**Problem details:** Every line below that holds "label" must be copied.

**Excerpted data:**
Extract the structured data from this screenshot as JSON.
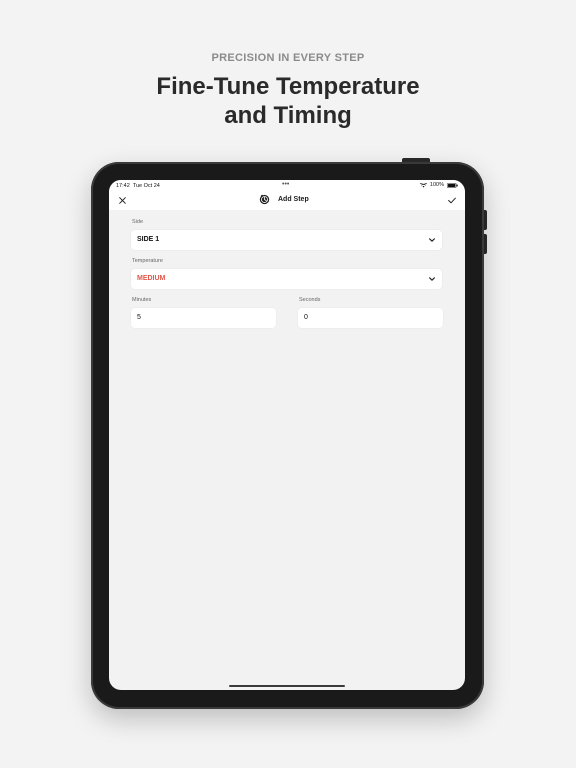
{
  "marketing": {
    "eyebrow": "PRECISION IN EVERY STEP",
    "headline_line1": "Fine-Tune Temperature",
    "headline_line2": "and Timing"
  },
  "status_bar": {
    "time": "17:42",
    "date": "Tue Oct 24",
    "dots": "•••",
    "battery": "100%"
  },
  "nav": {
    "title": "Add Step",
    "close_icon": "close-icon",
    "confirm_icon": "checkmark-icon",
    "logo_icon": "app-logo-icon"
  },
  "form": {
    "side": {
      "label": "Side",
      "value": "SIDE 1"
    },
    "temperature": {
      "label": "Temperature",
      "value": "MEDIUM",
      "value_color": "#e0584a"
    },
    "minutes": {
      "label": "Minutes",
      "value": "5"
    },
    "seconds": {
      "label": "Seconds",
      "value": "0"
    }
  },
  "colors": {
    "accent": "#e0584a",
    "background": "#f3f3f3",
    "device": "#1a1a1a"
  }
}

**Answer box:**
      "label": "Side",
      "label": "Temperature",
      "label": "Minutes",
      "label": "Seconds",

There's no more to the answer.